I remember the first time I realized we had the same initials. I was probably like 6 years old and I was wearing your giiiiiant navy blue fluffy robe, with RER embroidered in white right on it. I thought it was so cool that you were that obsessed with me that you embroidered MY initials on YOUR robe. That’s when you explained to me that they were your initials too. MY MIND WAS BLOWN. You mean to tell me your birth-given name wasn’t grandpa?? AND you mean to tell me we share the same three letters. AND you mean to tell me it wasn’t a coincidence but that my parents did that on purpose?? MIND BLOWN.
I instantly became obsessed with everything you had that said “RER” because hey, it was mine too - right? Your car even had RER on the plates, and you best believe I thought it was mine the day I turned 16 (it wasn't).
You taught me so much and I have so many memories with you. My first plane ride, (where I threw up - my bad), horse races, parades, shopping trips, graduations - I remember a lot. I could go on and on - but I think I’ll just point out a few small stores that taught me a lot.
I remember when you “retired”. But you never really did. You always found work to do because you couldn’t sit still. You worked at an office supply store and loved it, and everyone loved you. Though you did get strangely obsessed with label makers for a minute. You always claimed you worked that job to pay for my shopping sprees, but I think you just liked to talk to people. You loved to joke and you loved to make people laugh. That’s when I learned that work doesn’t have to be horrible, it can actually be a little fun.

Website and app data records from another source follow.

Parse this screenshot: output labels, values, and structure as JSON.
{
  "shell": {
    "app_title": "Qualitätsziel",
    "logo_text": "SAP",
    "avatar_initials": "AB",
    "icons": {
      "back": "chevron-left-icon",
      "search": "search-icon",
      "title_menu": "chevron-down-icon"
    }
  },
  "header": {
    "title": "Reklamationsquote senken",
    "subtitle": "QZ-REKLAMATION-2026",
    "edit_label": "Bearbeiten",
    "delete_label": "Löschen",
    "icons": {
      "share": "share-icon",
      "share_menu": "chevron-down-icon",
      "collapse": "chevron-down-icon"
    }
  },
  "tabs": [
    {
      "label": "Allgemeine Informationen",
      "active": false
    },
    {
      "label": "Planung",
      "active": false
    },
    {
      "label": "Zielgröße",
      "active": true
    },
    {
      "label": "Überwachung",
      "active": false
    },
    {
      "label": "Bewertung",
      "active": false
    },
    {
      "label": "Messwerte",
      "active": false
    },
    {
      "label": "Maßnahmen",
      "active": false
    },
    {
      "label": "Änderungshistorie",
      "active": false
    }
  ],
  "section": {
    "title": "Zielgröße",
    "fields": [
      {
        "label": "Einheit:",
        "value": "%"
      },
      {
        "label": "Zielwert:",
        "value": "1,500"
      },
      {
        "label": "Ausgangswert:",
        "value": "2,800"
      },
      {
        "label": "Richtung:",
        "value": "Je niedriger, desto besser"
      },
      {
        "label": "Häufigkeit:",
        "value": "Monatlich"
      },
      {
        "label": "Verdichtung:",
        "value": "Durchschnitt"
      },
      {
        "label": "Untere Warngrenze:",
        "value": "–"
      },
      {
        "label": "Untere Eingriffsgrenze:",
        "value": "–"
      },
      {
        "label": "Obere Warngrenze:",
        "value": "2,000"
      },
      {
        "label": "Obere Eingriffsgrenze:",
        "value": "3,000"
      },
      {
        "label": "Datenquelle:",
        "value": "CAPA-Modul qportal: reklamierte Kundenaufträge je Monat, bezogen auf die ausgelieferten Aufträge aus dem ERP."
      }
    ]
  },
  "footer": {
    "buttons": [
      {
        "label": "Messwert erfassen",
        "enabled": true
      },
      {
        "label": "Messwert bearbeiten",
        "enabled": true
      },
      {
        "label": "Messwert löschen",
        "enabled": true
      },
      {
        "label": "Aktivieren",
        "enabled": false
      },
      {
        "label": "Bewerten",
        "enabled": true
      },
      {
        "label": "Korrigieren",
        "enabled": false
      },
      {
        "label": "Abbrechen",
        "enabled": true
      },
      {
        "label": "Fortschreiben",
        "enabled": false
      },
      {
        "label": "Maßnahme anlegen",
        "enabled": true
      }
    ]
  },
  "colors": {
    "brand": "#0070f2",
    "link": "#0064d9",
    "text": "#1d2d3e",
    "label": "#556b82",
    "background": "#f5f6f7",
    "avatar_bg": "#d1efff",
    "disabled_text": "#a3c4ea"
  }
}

I remember the first time I saw you cry. It was in the fourth grade, grandparents day. You and grandma got the “traveled the farthest” award. We sang American songs and I looked up to see you in the crowd with tears. That’s when I learned that it’s okay to be strong and to have emotions.
I remember the thousssands of e-mails you sent. I think you were sending memes before the world even knew what memes were. These emails were filled with jokes, stories, puppies, you name it. That’s when I learned that even a small thing, like an e-mail, can brighten someone’s most stressful day.
I remember when you got sick. One Thanksgiving, I was home from college and you were home from the hospital, and I wheel-chaired you from the living room to the dining room. You grabbed the wires connected from your oxygen to your nose, formed them in a circle and held the circle out in front of you and pretended to be a race car driver. It was hilarious. That’s when I learned to find light in the hard times.
It’s been a few years since you’ve been gone, but I still think about you all the time. You taught me how to work hard and how to have fun at the same time. You taught me that life is serious, but to not take it too seriously. You taught me how to be honest. You taught me so much, RER, and I don’t think I’ll ever sign a single painting without thinking of you. So grateful to be your granddaughter and to share those three letters.
Rachel Elizabeth Reynolds